Still, after hundreds of years of fires, wartime bombings and general disrepair, cathedrals continue to provide visitors with insight into the spiritual lives, and history, of Europeans.
"In theory, cathedrals should make brilliant and alluring targets for international tourism," says Tom Jenkins, executive director of the European Tour Operators Association. "In reality, unless you are an enthusiast, many visitors to Europe complain about having too many cathedrals."
This ambivalence can set in when travelers who have purchased package tours are shuttled from one landmark to the next and have difficulty understanding the distinctions between cathedrals.
"Religion has been a huge part of Europe for centuries, and every one of our regular tours is focused on this," says Mike Schields, director of group sales and emerging markets for Globus, an international tour company. Several of Globus' tours include visits to the most compelling European cathedrals, like the Santa Maria del Fiore in Florence, Italy, and St. Vitus in Prague.
When traveling with a group tour, Schields recommends customers research beforehand whether the guide has any expertise in the particular cathedral, and can answer questions about history and religious background.
Professor Murray suggests tourists decide which elements of cathedrals are most interesting to them. An architecture buff might prefer Notre Dame, since it was the first cathedral to reach 100 feet, while those interested in New World history might better appreciate the cathedral in Seville, Spain, where Christopher Columbus is entombed.

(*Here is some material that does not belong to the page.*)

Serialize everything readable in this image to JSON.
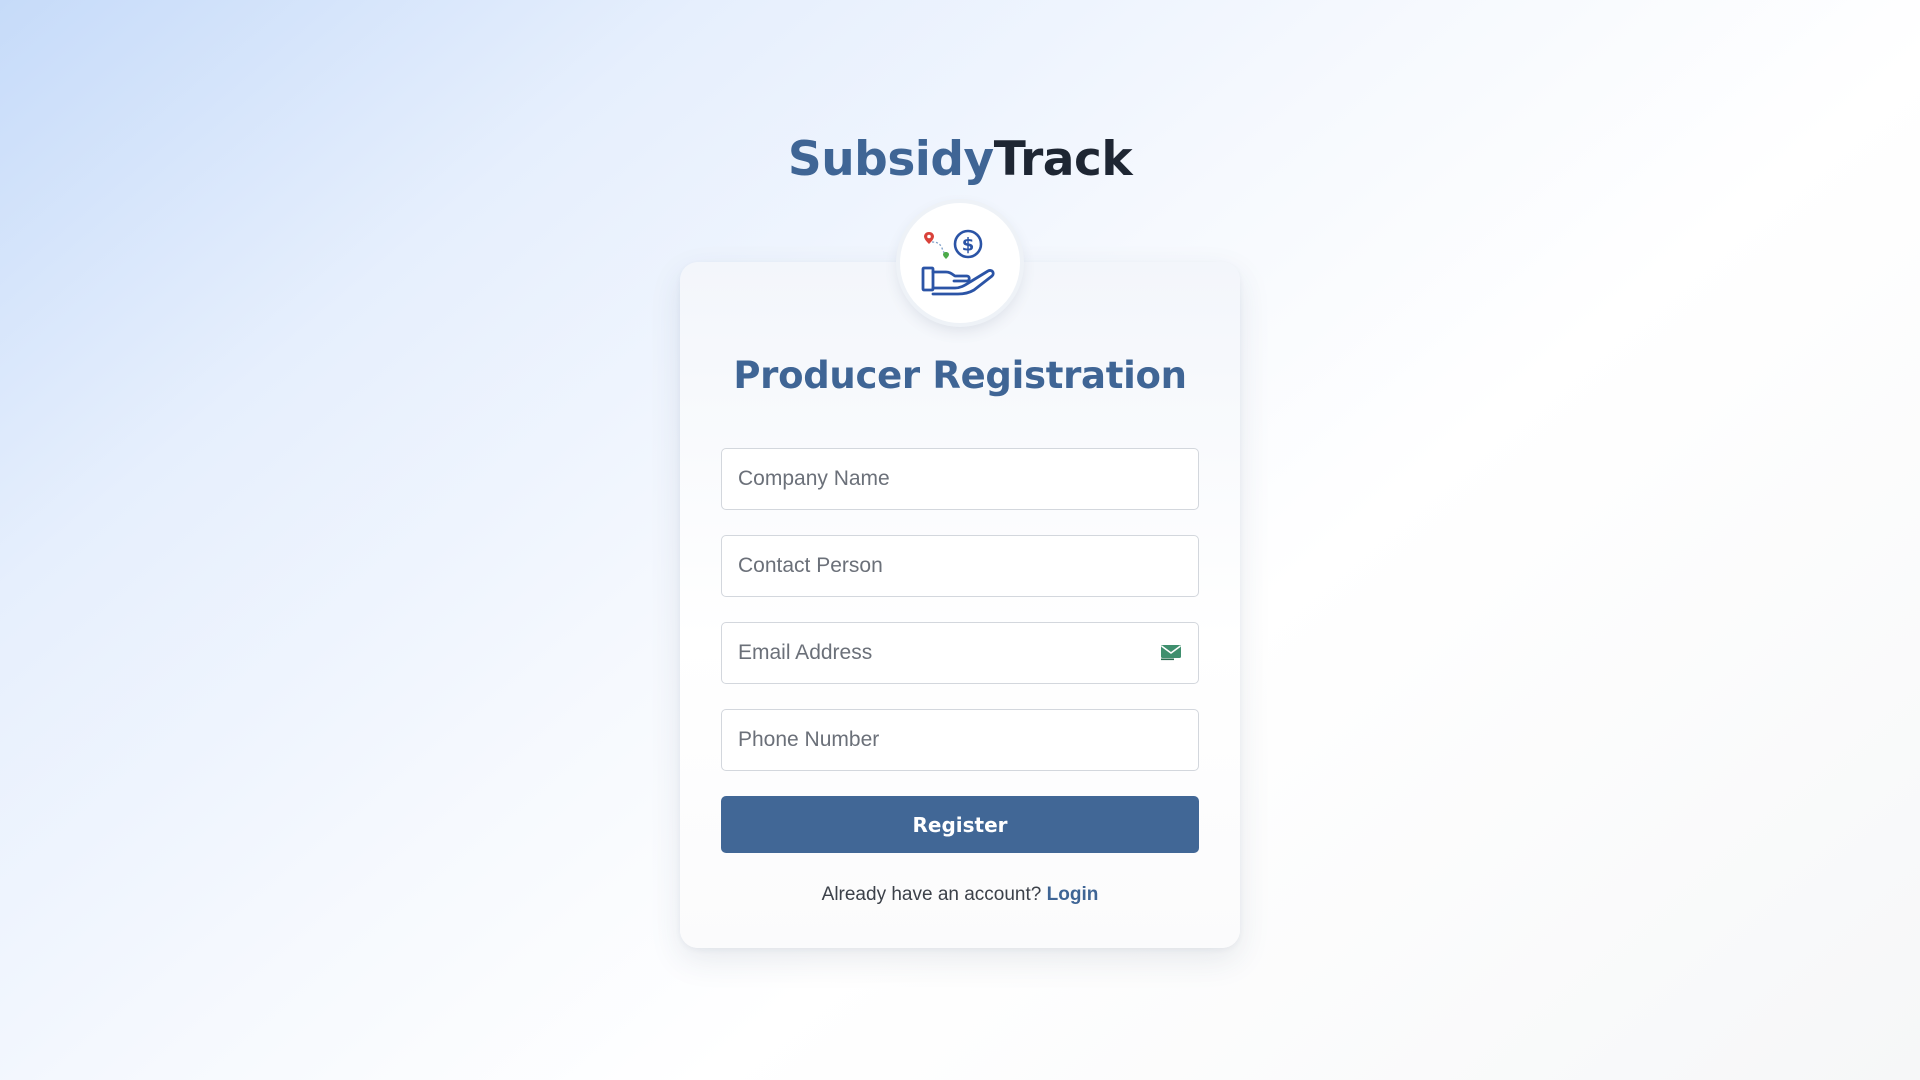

Regardless, Murray urges tourists to ask questions of clergy and local residents and to trust their visual experience.
That's because, he says, "there is a magic dimension to the thing."